Magnitude 5+ Earthquakes – Global
6.1 Earthquake hits South Island, New Zealand.
5.4 Earthquake hits off the coast of northern California, USA.
5.3 Earthquake hits the Andreanof Islands in the Aleutian Islands.
5.3 Earthquake hits the Rat Islands in the Aleutian Islands.
5.1 Earthquake hits the Bougainville region, Papua New Guinea.
5.1 Earthquake hits the Kermedec Islands.
5.0 Earthquake hits the Molucca Sea.
Tropical Storms – Roundup of Tropical Storms:
No current tropical storms.
Java – Floods inundated thousands of homes in Surakarta, Central Java, and hundreds of others in neighboring Yogyakarta province on Thursday after rain drenched the regions overnight from Wednesday afternoon. In Surakarta, flooding, which was in part caused by the overflowing Pepe River in the city’s north, inundated a number of regions by up to 1 meter, forcing residents to flee their homes.
Global Temperature Extremes
The week’s hottest temperature was 115.7 degrees Fahrenheit (46.5 degrees Celsius) at Nawabshah, Pakistan.
The week’s coldest temperature was minus 88.6 degrees Fahrenheit (minus 67.0 degrees Celsius) at Russia’s Vostok Antarctic research station.
Temperatures were tabulated from the more than 10,000 worldwide synoptic weather stations.
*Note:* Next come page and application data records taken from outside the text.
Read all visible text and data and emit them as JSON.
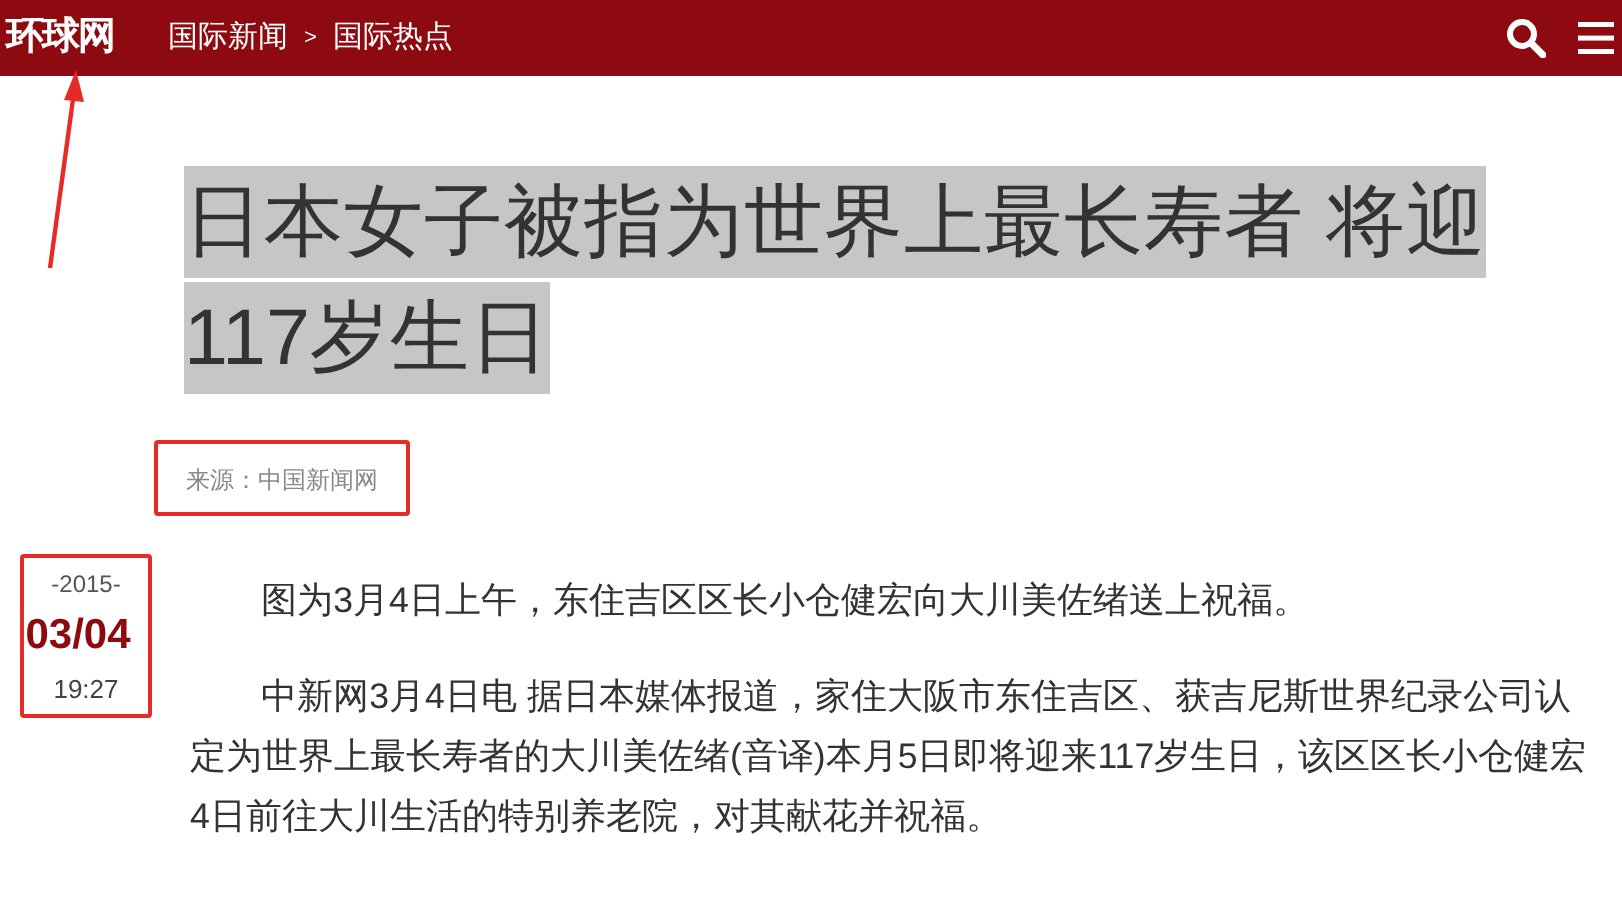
{
  "header": {
    "logo": "环球网",
    "logo_annotated": true,
    "breadcrumb": [
      {
        "label": "国际新闻"
      },
      {
        "label": ">",
        "kind": "separator"
      },
      {
        "label": "国际热点"
      }
    ]
  },
  "article": {
    "title": "日本女子被指为世界上最长寿者 将迎117岁生日",
    "title_selected": true,
    "source": "来源：中国新闻网",
    "source_annotated": true,
    "date": {
      "year": "-2015-",
      "day": "03/04",
      "time": "19:27",
      "annotated": true
    },
    "paragraphs": [
      "图为3月4日上午，东住吉区区长小仓健宏向大川美佐绪送上祝福。",
      "中新网3月4日电 据日本媒体报道，家住大阪市东住吉区、获吉尼斯世界纪录公司认定为世界上最长寿者的大川美佐绪(音译)本月5日即将迎来117岁生日，该区区长小仓健宏4日前往大川生活的特别养老院，对其献花并祝福。"
    ]
  }
}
The United Nations World Meteorological Organization sets the standards for weather observations, and provides a global telecommunications circuit for data distribution.
Amazon Tribe Reveals Western Life Is Killing Good Germs
Samples of germs taken from a tribe of once-isolated indigenous people in Venezuela’s Amazon region found that the tribesmen’s seclusion from the outside world until recently has allowed them to keep the highest diversity of bodily bacteria ever observed among humans.
The trillions of mainly beneficial bacteria our body uses for digestion and immunity have come under assault over the past 75 years by the use of antibiotics, and they are also diminished by the sanitary conditions people mainly enjoy in modern life.
Writing in the journal Science Advances, researchers say that comparing bacterial DNA from the Amazon’s Yanomami villagers with samples from U.S. residents reveals that microbes are about 40 percent less diverse in the American population.
The findings support the theory that lower microbial diversity now found in the developed world may be linked to immune and metabolic diseases like allergies, asthma and diabetes.
“The challenge is to determine which are the important bacteria whose function we need to be healthy,” said researcher M. Gloria Dominguez-Bellow of New York University.
Massive Poison Spray in New Zealand Wipes out Pests
New Zealand’s contentious program to eradicate rats, possums and stoats by dropping toxins and placing traps has brought the populations of those pests to undetectable or very low levels at most sites, officials say.
The country’s Department of Conservation announced that its field monitoring of sites across the South Island shows that a small number of the endangered birds the program was intended to protect died during the poisoning.
But they said a 1-in-15-year bumper crop of beech seeds would have fueled a huge population explosion of the invasive pests had the poisoning program not been launched last year.
The department also said the breeding success of rock wren, robin and other bird species was significantly higher in areas treated with the controversial poison known as 1080.
Conservation Minister Maggie Barry told reporters that the program’s success is “a welcome victory for endangered native species.”
Roundup of Global Volcanic Activity
Villarrica (Central Chile): SERNAGEOMIN reported weak strombolian activity during the past days and the presence of a small oscillating lava lake in the summit crater’s inner pit.
The explosions were limited to the crater area and ejected material to up to 100 m from the vent. A slight increase in activity was noted yesterday morning by local media. Bright glow is visible at the volcano’s summit at night.
The Alert Level remained at Orange and (the second highest level on a four-color scale) and a 5 km access restriction zone is in place. A major risk could be lahars caused by sudden melting of snow if more intense activity sets in.
Calbuco (Southern Chile and Argentina): The volcano has so far stayed calm, but the alert level remains at red because another explosion could occur. A major problem in this situation seems to be that eruptions such as the recent one are likely to remain something impossible to predict – at least in some cases.
It seems that the eruption on Wednesday evening was only preceded by 15 minutes (!) of an intense intense earthquake swarm that could reasonably have been served as a clear warning sign.
The twin blasts from the Calbuco volcano in southern Chile sent vast clouds of ash into the sky, covering this small town with thick soot and raising concerns on Thursday that the dust could contaminate water, cause respiratory illnesses and ground more flights.
Ensenada, in the foothills of the volcano, looked like a ghost town but for an occasional horse or dog roaming its only street. Most of the 1,500 residents had evacuated after the initial eruption Wednesday, with only about 30 people refusing to leave out of worry for their homes and animals.